The Ultramagnetic MC’s, who arrived in the flood of crews from New York in the late-’80s that also included EPMD, Eric B. & Rakim and Public Enemy, made their early reputation on a number of classic 12-inch sides (“Ego Trippin’,” “Mentally Mad,” “Chorus Line”) which blended unvarnished beats with offbeat lyrical deliveries. Like the more heralded Rakim, Kool Keith (Thornton) has a flow that is innovative and spacey, abstract lyrics that became especially influential to the next generation of rhymers (maybe too influential: even before the Ultramagnetic MC’s got to Wild Pitch, an unrelated duo called the UMC’s released an album on the label).
The quartet’s Critical Beatdown is an amazing debut.

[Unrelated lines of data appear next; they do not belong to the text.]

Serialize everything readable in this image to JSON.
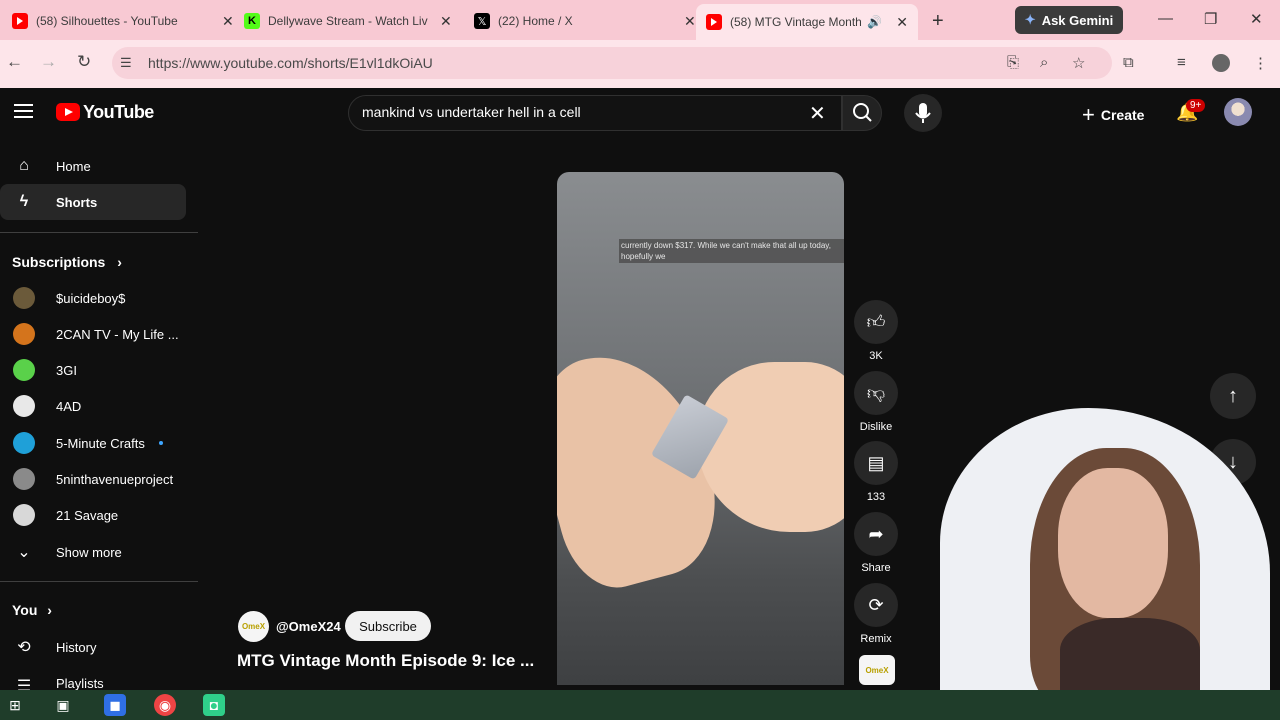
{
  "browser": {
    "tabs": [
      {
        "title": "(58) Silhouettes - YouTube",
        "favicon": "youtube-icon"
      },
      {
        "title": "Dellywave Stream - Watch Liv",
        "favicon": "kick-icon"
      },
      {
        "title": "(22) Home / X",
        "favicon": "x-icon"
      },
      {
        "title": "(58) MTG Vintage Month",
        "favicon": "youtube-icon"
      }
    ],
    "ask_gemini": "Ask Gemini",
    "url": "https://www.youtube.com/shorts/E1vl1dkOiAU",
    "new_tab": "+"
  },
  "youtube": {
    "logo_text": "YouTube",
    "search_query": "mankind vs undertaker hell in a cell",
    "create_label": "Create",
    "notification_count": "9+"
  },
  "sidebar": {
    "main": [
      {
        "label": "Home",
        "icon": "home-icon"
      },
      {
        "label": "Shorts",
        "icon": "shorts-icon"
      }
    ],
    "subscriptions_header": "Subscriptions",
    "subscriptions": [
      {
        "label": "$uicideboy$",
        "color": "#6b5a3a"
      },
      {
        "label": "2CAN TV - My Life ...",
        "color": "#d4741c"
      },
      {
        "label": "3GI",
        "color": "#5ad14a"
      },
      {
        "label": "4AD",
        "color": "#e8e8e8"
      },
      {
        "label": "5-Minute Crafts",
        "color": "#1fa0d8"
      },
      {
        "label": "5ninthavenueproject",
        "color": "#8a8a8a"
      },
      {
        "label": "21 Savage",
        "color": "#d8d8d8"
      }
    ],
    "show_more": "Show more",
    "you_header": "You",
    "you_items": [
      {
        "label": "History",
        "icon": "history-icon"
      },
      {
        "label": "Playlists",
        "icon": "playlists-icon"
      }
    ]
  },
  "short": {
    "caption": "currently down $317. While we can't make that all up today, hopefully we",
    "channel_handle": "@OmeX24",
    "channel_avatar_text": "OmeX",
    "subscribe_label": "Subscribe",
    "title": "MTG Vintage Month Episode 9: Ice ...",
    "actions": {
      "like_count": "3K",
      "dislike_label": "Dislike",
      "comments_count": "133",
      "share_label": "Share",
      "remix_label": "Remix"
    }
  }
}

Producer Ced Gee (Cedric Miller) pushes sampling technology to its early limits, providing sonics that are less bassy and more breakbeat heavy than most of their contemporaries. Kool Keith’s shifty rhyme patterns (or “patterrins,” as he calls them) drop in and around the third-line backbeats on “Ease Back” and “Give the Drummer Some.” Complex polyrhythms fill “Kool Keith Housing Things” and “Ego Trippin’.” Anyone listening too closely to “Feelin’ It,” in which Keith poetically turns his competitors into crawling roaches, shoeless ducks and exiled rabbits, is bound to get caught up in his whirlwind weirdness.

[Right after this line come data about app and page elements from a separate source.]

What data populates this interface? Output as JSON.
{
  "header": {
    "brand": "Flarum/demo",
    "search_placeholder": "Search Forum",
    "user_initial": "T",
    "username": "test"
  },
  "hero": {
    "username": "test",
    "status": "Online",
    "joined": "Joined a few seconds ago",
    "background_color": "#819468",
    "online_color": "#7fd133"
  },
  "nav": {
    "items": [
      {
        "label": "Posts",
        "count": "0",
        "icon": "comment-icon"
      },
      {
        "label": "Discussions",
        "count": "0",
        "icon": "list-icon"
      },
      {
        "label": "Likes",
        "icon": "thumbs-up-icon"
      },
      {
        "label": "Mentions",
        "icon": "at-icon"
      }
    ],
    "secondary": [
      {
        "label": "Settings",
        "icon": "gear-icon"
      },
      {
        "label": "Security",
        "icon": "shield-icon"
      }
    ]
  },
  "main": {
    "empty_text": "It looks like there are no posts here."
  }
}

Funk Your Head Up sharpens (and recycles) the mid-tempo groove and rhyme attack. “Hahaha! MCs are funny to me/And on Easter they’re like bunnies to me,” laughs Keith on “Message From the Boss.” Highlights include “MC Champion,” “Bust the Facts,” “Make It Happen” and “Poppa Large.” The sex fetishes (“Porno Star”) are less interesting. If hip-hop were only about clever lyrics and concrete breakbeats, the UMC’s might have been on top of the world. But next to the street socio-politics of Ice Cube, the gangsta dramatics of Dr. Dre and the shock gimmickry of Geto Boys, Ultramagnetics were beginning to sound nostalgic.
The group’s third album moves to a more studio-oriented sound and an ever-wider topical range. “We Are the Horsemen” finds Keith commanding his crew and followers to “Enter your spaceship!” While “One Two One Two” rocks a more traditional battle flow and “Raise It Up” and “Time to Catch a Body” are nods to the reality-rap school, “Saga of Dandy, the Devil and Day” pays tribute to baseball’s Negro League.
The Basement Tapes is a compilation of the group’s early sides, outtakes and demos; the uneven set of Ced Gee productions is badly packaged and mostly poorly recorded.